=== Begin Enclosure ===

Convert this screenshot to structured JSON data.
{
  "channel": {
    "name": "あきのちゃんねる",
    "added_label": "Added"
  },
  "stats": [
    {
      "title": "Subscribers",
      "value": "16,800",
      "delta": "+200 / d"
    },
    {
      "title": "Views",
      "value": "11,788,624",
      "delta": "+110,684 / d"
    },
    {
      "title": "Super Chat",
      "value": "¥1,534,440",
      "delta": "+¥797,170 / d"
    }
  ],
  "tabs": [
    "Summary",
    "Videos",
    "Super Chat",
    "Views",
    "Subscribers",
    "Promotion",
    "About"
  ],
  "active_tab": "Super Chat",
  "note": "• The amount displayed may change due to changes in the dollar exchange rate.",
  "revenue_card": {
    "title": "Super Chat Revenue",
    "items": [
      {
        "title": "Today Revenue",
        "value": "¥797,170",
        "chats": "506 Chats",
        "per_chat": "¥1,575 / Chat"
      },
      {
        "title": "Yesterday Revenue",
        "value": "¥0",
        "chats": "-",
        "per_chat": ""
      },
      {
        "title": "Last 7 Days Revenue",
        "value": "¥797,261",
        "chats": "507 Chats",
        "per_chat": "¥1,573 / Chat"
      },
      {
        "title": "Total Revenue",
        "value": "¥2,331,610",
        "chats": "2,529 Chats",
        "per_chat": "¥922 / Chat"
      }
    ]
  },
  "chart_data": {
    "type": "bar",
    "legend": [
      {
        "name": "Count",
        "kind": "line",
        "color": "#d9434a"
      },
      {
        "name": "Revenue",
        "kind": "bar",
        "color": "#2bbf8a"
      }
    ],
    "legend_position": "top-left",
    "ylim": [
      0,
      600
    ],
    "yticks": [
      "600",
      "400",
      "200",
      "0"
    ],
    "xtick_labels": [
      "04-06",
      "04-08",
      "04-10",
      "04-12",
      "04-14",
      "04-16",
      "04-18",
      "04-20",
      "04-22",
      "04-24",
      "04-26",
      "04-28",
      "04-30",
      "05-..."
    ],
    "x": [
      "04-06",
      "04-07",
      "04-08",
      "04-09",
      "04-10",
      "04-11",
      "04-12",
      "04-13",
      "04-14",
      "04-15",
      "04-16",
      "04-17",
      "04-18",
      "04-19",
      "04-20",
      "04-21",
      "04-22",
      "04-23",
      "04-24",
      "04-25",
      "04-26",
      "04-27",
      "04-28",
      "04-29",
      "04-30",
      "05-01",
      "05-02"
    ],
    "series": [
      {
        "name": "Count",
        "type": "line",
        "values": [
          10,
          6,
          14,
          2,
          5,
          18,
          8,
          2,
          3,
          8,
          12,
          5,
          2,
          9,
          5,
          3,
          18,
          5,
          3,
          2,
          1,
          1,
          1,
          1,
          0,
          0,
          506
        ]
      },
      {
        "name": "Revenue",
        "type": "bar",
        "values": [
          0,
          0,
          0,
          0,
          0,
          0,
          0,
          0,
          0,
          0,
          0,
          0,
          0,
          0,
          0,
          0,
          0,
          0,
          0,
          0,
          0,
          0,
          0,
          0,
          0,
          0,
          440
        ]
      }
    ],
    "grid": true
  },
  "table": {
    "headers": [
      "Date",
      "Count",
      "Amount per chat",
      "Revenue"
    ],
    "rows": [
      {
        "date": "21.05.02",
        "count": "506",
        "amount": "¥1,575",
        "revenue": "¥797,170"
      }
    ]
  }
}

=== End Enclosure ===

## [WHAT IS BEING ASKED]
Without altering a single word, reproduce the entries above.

## [RESULT BELOW]
Convert this screenshot to structured JSON data.
{
  "channel": {
    "name": "あきのちゃんねる",
    "added_label": "Added"
  },
  "stats": [
    {
      "title": "Subscribers",
      "value": "16,800",
      "delta": "+200 / d"
    },
    {
      "title": "Views",
      "value": "11,788,624",
      "delta": "+110,684 / d"
    },
    {
      "title": "Super Chat",
      "value": "¥1,534,440",
      "delta": "+¥797,170 / d"
    }
  ],
  "tabs": [
    "Summary",
    "Videos",
    "Super Chat",
    "Views",
    "Subscribers",
    "Promotion",
    "About"
  ],
  "active_tab": "Super Chat",
  "note": "• The amount displayed may change due to changes in the dollar exchange rate.",
  "revenue_card": {
    "title": "Super Chat Revenue",
    "items": [
      {
        "title": "Today Revenue",
        "value": "¥797,170",
        "chats": "506 Chats",
        "per_chat": "¥1,575 / Chat"
      },
      {
        "title": "Yesterday Revenue",
        "value": "¥0",
        "chats": "-",
        "per_chat": ""
      },
      {
        "title": "Last 7 Days Revenue",
        "value": "¥797,261",
        "chats": "507 Chats",
        "per_chat": "¥1,573 / Chat"
      },
      {
        "title": "Total Revenue",
        "value": "¥2,331,610",
        "chats": "2,529 Chats",
        "per_chat": "¥922 / Chat"
      }
    ]
  },
  "chart_data": {
    "type": "bar",
    "legend": [
      {
        "name": "Count",
        "kind": "line",
        "color": "#d9434a"
      },
      {
        "name": "Revenue",
        "kind": "bar",
        "color": "#2bbf8a"
      }
    ],
    "legend_position": "top-left",
    "ylim": [
      0,
      600
    ],
    "yticks": [
      "600",
      "400",
      "200",
      "0"
    ],
    "xtick_labels": [
      "04-06",
      "04-08",
      "04-10",
      "04-12",
      "04-14",
      "04-16",
      "04-18",
      "04-20",
      "04-22",
      "04-24",
      "04-26",
      "04-28",
      "04-30",
      "05-..."
    ],
    "x": [
      "04-06",
      "04-07",
      "04-08",
      "04-09",
      "04-10",
      "04-11",
      "04-12",
      "04-13",
      "04-14",
      "04-15",
      "04-16",
      "04-17",
      "04-18",
      "04-19",
      "04-20",
      "04-21",
      "04-22",
      "04-23",
      "04-24",
      "04-25",
      "04-26",
      "04-27",
      "04-28",
      "04-29",
      "04-30",
      "05-01",
      "05-02"
    ],
    "series": [
      {
        "name": "Count",
        "type": "line",
        "values": [
          10,
          6,
          14,
          2,
          5,
          18,
          8,
          2,
          3,
          8,
          12,
          5,
          2,
          9,
          5,
          3,
          18,
          5,
          3,
          2,
          1,
          1,
          1,
          1,
          0,
          0,
          506
        ]
      },
      {
        "name": "Revenue",
        "type": "bar",
        "values": [
          0,
          0,
          0,
          0,
          0,
          0,
          0,
          0,
          0,
          0,
          0,
          0,
          0,
          0,
          0,
          0,
          0,
          0,
          0,
          0,
          0,
          0,
          0,
          0,
          0,
          0,
          440
        ]
      }
    ],
    "grid": true
  },
  "table": {
    "headers": [
      "Date",
      "Count",
      "Amount per chat",
      "Revenue"
    ],
    "rows": [
      {
        "date": "21.05.02",
        "count": "506",
        "amount": "¥1,575",
        "revenue": "¥797,170"
      }
    ]
  }
}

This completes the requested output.